Rivets can be used to create lap joints or butt joints. A lap joint is used when the plates being brought together are overlapping each other. To create a lap joint, a rivet is inserted through the overlapping sections. Butt joints must be used when the plates cannot be overlapping. In this case, a cover plate of some kind is set over the two plates, which are butted up to each other.
Different Types Of Rivet Guns
A rivet gun is the tool used to drive rivets through plastic or metal plates, typically to conjoin two pieces. They are also sometimes called pneumatic hammers and come in many different shapes and sizes. Those used for structural steel applications are large and require the use of two hands, while others used in electrical engineering can be easily operated with one hand. The majority of industrial rivet guns are pneumatically powered, but there are hand powered options which can be a good choice for home use on smaller projects.
They can also be used for applications where rivets are needed close to the edge of a plate.
There are five main types of rivet guns commonly available; slow-hitting, fast-hitting, corner, squeeze, and pop. A slow-hitting rivet gun strikes several times as the trigger is pressed, with a standard repetition rate of somewhere around 2,000 blow per minute. Fast-hitting rivet guns are best for soft rivets and strike a high number of lightweight blows, anywhere from 3,000 to 5,000 blows per minute. The quick repetition makes them harder to control and less popular than slow-hitting guns.
Corner rivet guns are designed for use in tight spaces and are generally more compact than other types. Instead of a direct drive, corner rivets are driven at a right angle. Squeeze rivet guns use an air-powered compression action rather than a continuous hitting motion, like fast and slow-hitting riveters perform. They apply pressure to the rivet from both sides and are capable of producing very uniform rivet sets. They can also be used for applications where rivets are needed close to the edge of a plate.
Pop rivet guns are handheld options that utilize the user's grip strength to set rivets instead of pneumatic power. They are only suitable for thin sheets of metal and plastic and are rarely used for industrial applications.
Tips For Proper Riveting
While proper riveting technique often depends on the type of rivets and the type of gun you are using, there are a few tips that apply to every type of riveting. Always use the proper type of rivet gun and rivets for your application. If you are riveting weight-bearing structural steel plates, not only would it be very difficult to use a handheld option, but if you were to succeed in setting any rivets, they wouldn't have the required holding power.

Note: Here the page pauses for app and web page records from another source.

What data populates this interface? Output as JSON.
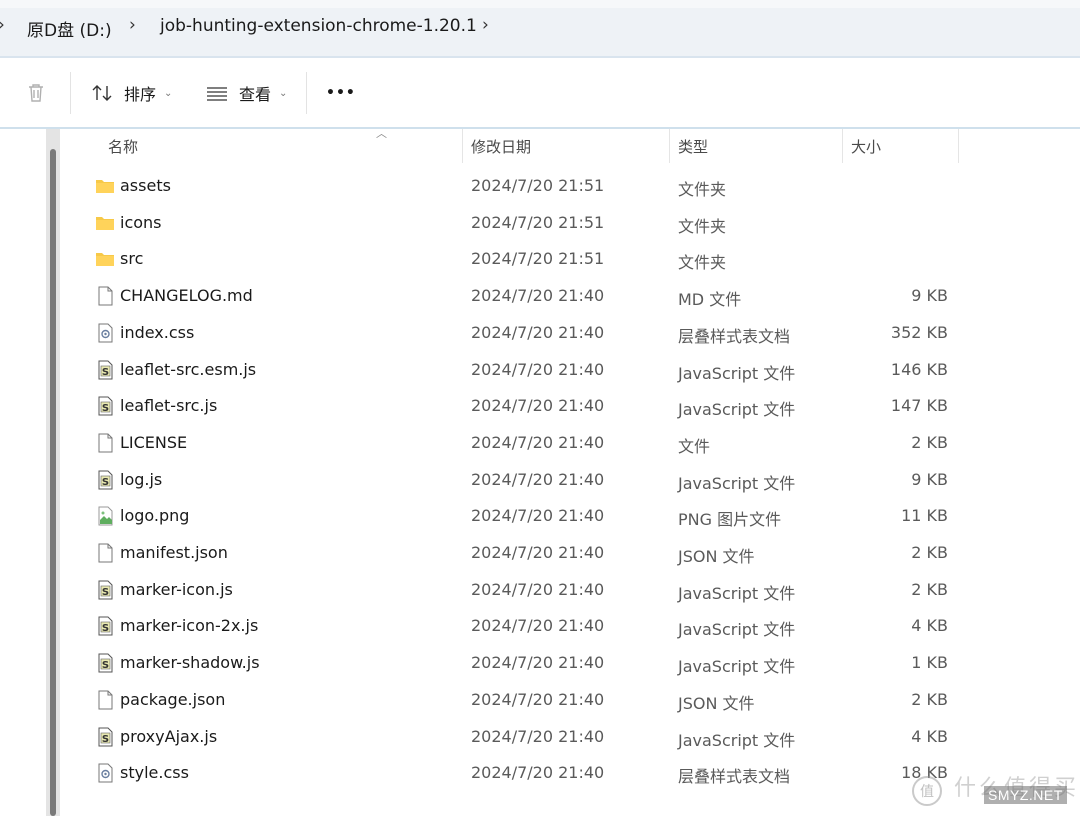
{
  "breadcrumb": {
    "items": [
      "原D盘 (D:)",
      "job-hunting-extension-chrome-1.20.1"
    ]
  },
  "toolbar": {
    "sort_label": "排序",
    "view_label": "查看",
    "more_label": "•••"
  },
  "columns": {
    "name": "名称",
    "date": "修改日期",
    "type": "类型",
    "size": "大小"
  },
  "files": [
    {
      "name": "assets",
      "date": "2024/7/20 21:51",
      "type": "文件夹",
      "size": "",
      "icon": "folder-icon"
    },
    {
      "name": "icons",
      "date": "2024/7/20 21:51",
      "type": "文件夹",
      "size": "",
      "icon": "folder-icon"
    },
    {
      "name": "src",
      "date": "2024/7/20 21:51",
      "type": "文件夹",
      "size": "",
      "icon": "folder-icon"
    },
    {
      "name": "CHANGELOG.md",
      "date": "2024/7/20 21:40",
      "type": "MD 文件",
      "size": "9 KB",
      "icon": "file-icon"
    },
    {
      "name": "index.css",
      "date": "2024/7/20 21:40",
      "type": "层叠样式表文档",
      "size": "352 KB",
      "icon": "css-file-icon"
    },
    {
      "name": "leaflet-src.esm.js",
      "date": "2024/7/20 21:40",
      "type": "JavaScript 文件",
      "size": "146 KB",
      "icon": "js-file-icon"
    },
    {
      "name": "leaflet-src.js",
      "date": "2024/7/20 21:40",
      "type": "JavaScript 文件",
      "size": "147 KB",
      "icon": "js-file-icon"
    },
    {
      "name": "LICENSE",
      "date": "2024/7/20 21:40",
      "type": "文件",
      "size": "2 KB",
      "icon": "file-icon"
    },
    {
      "name": "log.js",
      "date": "2024/7/20 21:40",
      "type": "JavaScript 文件",
      "size": "9 KB",
      "icon": "js-file-icon"
    },
    {
      "name": "logo.png",
      "date": "2024/7/20 21:40",
      "type": "PNG 图片文件",
      "size": "11 KB",
      "icon": "image-file-icon"
    },
    {
      "name": "manifest.json",
      "date": "2024/7/20 21:40",
      "type": "JSON 文件",
      "size": "2 KB",
      "icon": "file-icon"
    },
    {
      "name": "marker-icon.js",
      "date": "2024/7/20 21:40",
      "type": "JavaScript 文件",
      "size": "2 KB",
      "icon": "js-file-icon"
    },
    {
      "name": "marker-icon-2x.js",
      "date": "2024/7/20 21:40",
      "type": "JavaScript 文件",
      "size": "4 KB",
      "icon": "js-file-icon"
    },
    {
      "name": "marker-shadow.js",
      "date": "2024/7/20 21:40",
      "type": "JavaScript 文件",
      "size": "1 KB",
      "icon": "js-file-icon"
    },
    {
      "name": "package.json",
      "date": "2024/7/20 21:40",
      "type": "JSON 文件",
      "size": "2 KB",
      "icon": "file-icon"
    },
    {
      "name": "proxyAjax.js",
      "date": "2024/7/20 21:40",
      "type": "JavaScript 文件",
      "size": "4 KB",
      "icon": "js-file-icon"
    },
    {
      "name": "style.css",
      "date": "2024/7/20 21:40",
      "type": "层叠样式表文档",
      "size": "18 KB",
      "icon": "css-file-icon"
    }
  ],
  "watermark": {
    "cn_text": "什么值得买",
    "site": "SMYZ.NET"
  },
  "colors": {
    "folder": "#f7c948",
    "accent_border": "#cfe0ec",
    "breadcrumb_bg": "#eef2f6"
  }
}
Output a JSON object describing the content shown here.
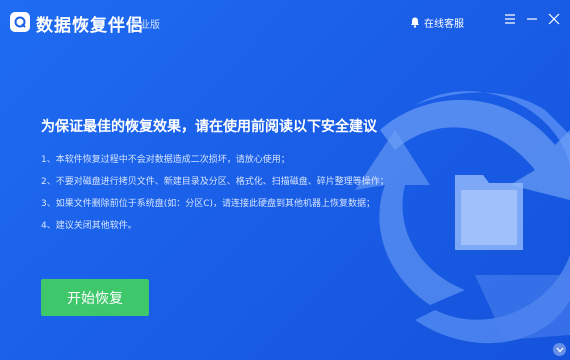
{
  "app": {
    "title": "数据恢复伴侣",
    "edition": "专业版",
    "service_label": "在线客服"
  },
  "main": {
    "headline": "为保证最佳的恢复效果，请在使用前阅读以下安全建议",
    "tips": [
      "1、本软件恢复过程中不会对数据造成二次损坏，请放心使用；",
      "2、不要对磁盘进行拷贝文件、新建目录及分区、格式化、扫描磁盘、碎片整理等操作；",
      "3、如果文件删除前位于系统盘(如：分区C)，请连接此硬盘到其他机器上恢复数据；",
      "4、建议关闭其他软件。"
    ],
    "start_button": "开始恢复"
  },
  "colors": {
    "background": "#1a5fe8",
    "start_button": "#3ec86b",
    "graphic": "#5d93f5"
  },
  "icons": [
    "app-logo-icon",
    "bell-icon",
    "menu-icon",
    "minimize-icon",
    "close-icon",
    "recycle-arrows-icon",
    "folder-icon",
    "chevron-down-icon"
  ]
}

Rivets should be long enough to completely pass through the joint, but no so large that they stick out overly far.
If you are creating rivets in something that requires wires to be passed through the plates being fastened, make sure to use tubular rivets otherwise you will wind up having to drill separate holes for the wires, creating uneccessary work. Before starting any riveting job, research the best type of gun and rivets for the intended application.
Once you've chosen a device to use, the next step is picking the right sized rivets and joint materials. It is vital to use the correct size rivets and mating joint elements. If your rivets are too thin, they won't be strong enough, and if they are too large, you will be required to drill overly large holes which can compromise the integrity of the joined plates.

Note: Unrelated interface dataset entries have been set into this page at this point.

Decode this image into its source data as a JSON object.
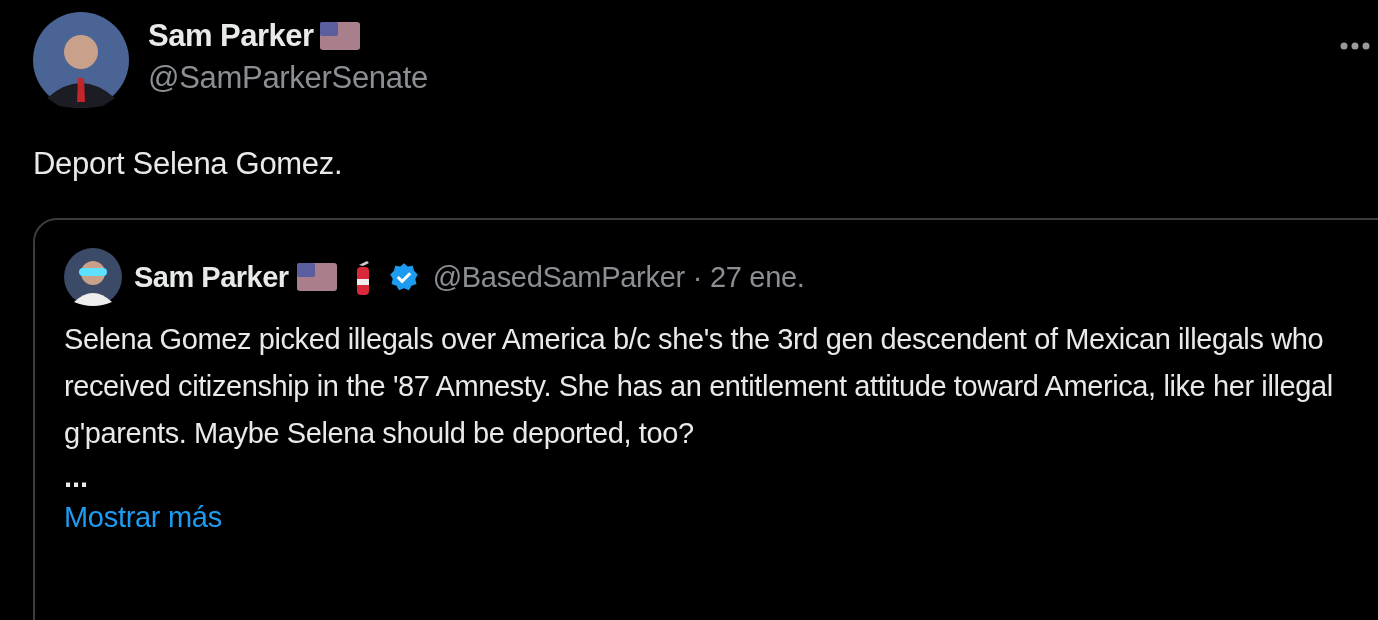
{
  "author": {
    "name": "Sam Parker",
    "handle": "@SamParkerSenate"
  },
  "text": "Deport Selena Gomez.",
  "quoted": {
    "author": {
      "name": "Sam Parker",
      "handle": "@BasedSamParker",
      "verified": true
    },
    "date": "· 27 ene.",
    "text": "Selena Gomez picked illegals over America b/c she's the 3rd gen descendent of Mexican illegals who received citizenship in the '87 Amnesty. She has an entitlement attitude toward America, like her illegal g'parents. Maybe Selena should be deported, too?",
    "ellipsis": "...",
    "show_more": "Mostrar más"
  }
}
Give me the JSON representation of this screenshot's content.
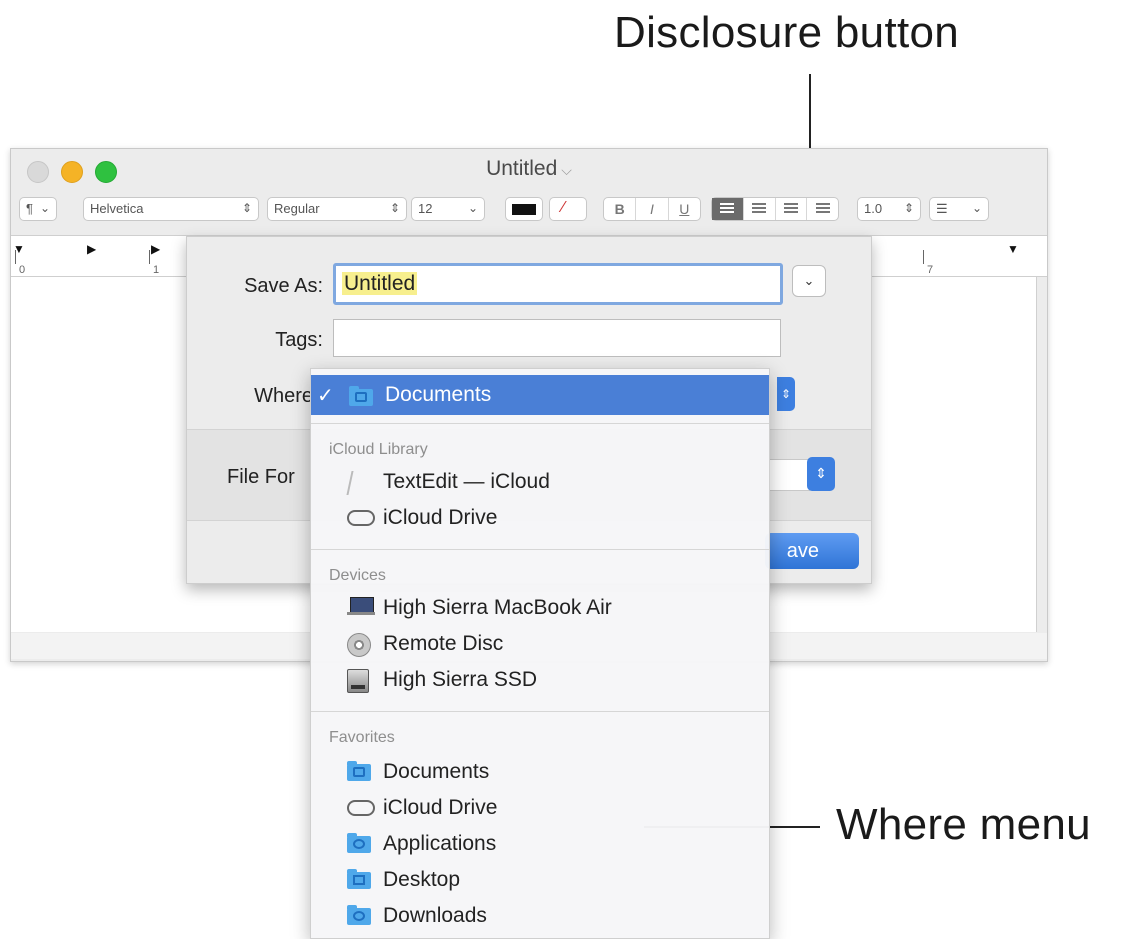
{
  "callouts": {
    "disclosure": "Disclosure button",
    "where_menu": "Where menu"
  },
  "window": {
    "title": "Untitled",
    "toolbar": {
      "paragraph": "¶",
      "font": "Helvetica",
      "style": "Regular",
      "size": "12",
      "bold": "B",
      "italic": "I",
      "underline": "U",
      "line_spacing": "1.0"
    },
    "ruler": [
      "0",
      "1",
      "7"
    ]
  },
  "save_sheet": {
    "save_as_label": "Save As:",
    "save_as_value": "Untitled",
    "tags_label": "Tags:",
    "tags_value": "",
    "where_label": "Where",
    "file_format_label": "File For",
    "save_button": "Save",
    "save_button_visible": "ave"
  },
  "where_menu": {
    "selected": "Documents",
    "sections": [
      {
        "header": "iCloud Library",
        "items": [
          {
            "label": "TextEdit — iCloud",
            "icon": "textedit-icon"
          },
          {
            "label": "iCloud Drive",
            "icon": "cloud-icon"
          }
        ]
      },
      {
        "header": "Devices",
        "items": [
          {
            "label": "High Sierra MacBook Air",
            "icon": "laptop-icon"
          },
          {
            "label": "Remote Disc",
            "icon": "disc-icon"
          },
          {
            "label": "High Sierra SSD",
            "icon": "drive-icon"
          }
        ]
      },
      {
        "header": "Favorites",
        "items": [
          {
            "label": "Documents",
            "icon": "documents-folder-icon"
          },
          {
            "label": "iCloud Drive",
            "icon": "cloud-icon"
          },
          {
            "label": "Applications",
            "icon": "applications-folder-icon"
          },
          {
            "label": "Desktop",
            "icon": "desktop-folder-icon"
          },
          {
            "label": "Downloads",
            "icon": "downloads-folder-icon"
          }
        ]
      }
    ]
  },
  "colors": {
    "accent": "#4a7fd6",
    "selection_highlight": "#f7ef8e",
    "focus_ring": "#7fa8e0"
  }
}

The rivet length is also an important factor to take note of. Rivets should be long enough to completely pass through the joint, but no so large that they stick out overly far. If they are too short, you will not be able to close your rivets. If they are too long, the rivets will close but won't be tight enough, resulting in loosely joined plates that may slide or rattle.